Below is a recent article written by members of the Florence Johnston Collective looking at the current crisis of reproduction and state control over/criminalization of women’s bodies.  Last week, a woman in Tennessee was arrested based on her pregnancy outcomes.  The Collective will be releasing a second article looking at these issues, along with a pamphlet for print and distribution.  See the original post here.

Tennessee recently passed a law, S.B. 1391, making it the first state to prosecute women for criminal assault if their fetus or newborn is considered harmed due to illegal drug use during pregnancy.  Criminalization of pregnant women and mothers is one side of the various ways the State attempts to control reproduction and discipline womens’ bodies.  This is an attack against working class women of color not unlike those we have seen in TexasCalifornianationally and globally.  All of these measures will impede women’s access to health care and efface women’s reproductive skills and knowledge.  But unlike abortion restrictions and forced sterilization, the Tennessee law is an attempt to divide feminized workers under the guise of “protection” of women and children, a strategy we are likely to see more frequently as the economic crisis deepens.

S.B. 1391 and the Crisis.

Today’s crisis is manifested in the inability of the class to take care of itself, or reproduce itself; it is a crisis of reproduction.  Wages are so low that the class cannot afford to get everything it needs to go to work every day.  Of course, “everything” we need is a relative term based on time and place; workers in America need a smartphone and cable TV after years of changes in living standards.  The class has supplemented this crisis of reproduction with personal debt.  We get credit cards to buy clothes and pay our cell phone bills and we take out student loans we will never pay back to make an extra $3/hr.  This is what life looks like for the working class today.

For the ruling class, there is another type of hustle.  It is a general law of capitalism that profits must always increase.  So capitalists make changes to the workplace, by introducing more and more machines and pushing workers out of the production process, to ensure an increased profit.  However, this catches up to them.  Since workers are the only ones capable of creating value (there is always a worker somewhere in the production process!), the more capitalists push workers out of the production process, the more the profit margin weakens.  Couple this phenomenon with the working class’s increased dependence on debt and loans and we find ourselves in today’s economic crisis.

KUKA_Industrial_Robots_IR

On top of this, because so many workers are pushed out of the production process (consider Detroit’s 23% unemployment rate for example), a surplus population of workers makes it possible for capitalism to pit people against each other in competition for jobs.  In this sense, the ruling class has an interest in controlling the actual number of workers there are in the world at a given moment, based on the needs of capital.

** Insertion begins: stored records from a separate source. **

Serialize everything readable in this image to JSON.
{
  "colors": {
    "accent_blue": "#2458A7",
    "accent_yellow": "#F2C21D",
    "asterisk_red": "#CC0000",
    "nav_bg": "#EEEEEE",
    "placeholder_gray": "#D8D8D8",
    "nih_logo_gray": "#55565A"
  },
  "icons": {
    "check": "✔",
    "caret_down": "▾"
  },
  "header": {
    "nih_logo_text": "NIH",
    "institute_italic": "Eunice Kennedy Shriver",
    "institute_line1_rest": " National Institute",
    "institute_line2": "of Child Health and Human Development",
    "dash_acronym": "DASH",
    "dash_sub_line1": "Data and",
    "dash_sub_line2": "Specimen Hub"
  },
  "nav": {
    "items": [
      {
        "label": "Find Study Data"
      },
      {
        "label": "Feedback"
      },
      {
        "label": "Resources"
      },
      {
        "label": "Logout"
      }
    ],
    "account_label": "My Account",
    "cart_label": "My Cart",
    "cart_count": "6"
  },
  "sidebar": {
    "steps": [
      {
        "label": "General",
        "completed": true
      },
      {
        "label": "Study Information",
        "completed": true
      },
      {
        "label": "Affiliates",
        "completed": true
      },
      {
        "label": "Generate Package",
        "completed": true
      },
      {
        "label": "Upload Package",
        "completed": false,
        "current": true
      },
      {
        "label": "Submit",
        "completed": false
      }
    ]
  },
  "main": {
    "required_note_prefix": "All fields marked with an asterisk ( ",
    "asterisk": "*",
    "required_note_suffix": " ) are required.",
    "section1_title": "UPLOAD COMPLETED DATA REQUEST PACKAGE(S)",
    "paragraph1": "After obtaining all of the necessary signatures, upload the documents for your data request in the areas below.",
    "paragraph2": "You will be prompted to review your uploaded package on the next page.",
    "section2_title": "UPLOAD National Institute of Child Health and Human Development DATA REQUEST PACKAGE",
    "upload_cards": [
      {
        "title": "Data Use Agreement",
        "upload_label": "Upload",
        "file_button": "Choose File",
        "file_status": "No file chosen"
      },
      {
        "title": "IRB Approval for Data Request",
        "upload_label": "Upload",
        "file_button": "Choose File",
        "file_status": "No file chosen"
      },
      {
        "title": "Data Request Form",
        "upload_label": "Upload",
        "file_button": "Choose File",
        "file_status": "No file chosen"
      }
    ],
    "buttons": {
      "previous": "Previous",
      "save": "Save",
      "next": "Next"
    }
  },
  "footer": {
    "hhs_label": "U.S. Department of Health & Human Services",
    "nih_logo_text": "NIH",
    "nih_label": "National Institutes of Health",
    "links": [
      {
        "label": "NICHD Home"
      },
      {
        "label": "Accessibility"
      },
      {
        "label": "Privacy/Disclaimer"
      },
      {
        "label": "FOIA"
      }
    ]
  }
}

Continue reading Criminalization, Crisis and Care: Tennessee’s S.B. 1391 and Attacks on Reproduction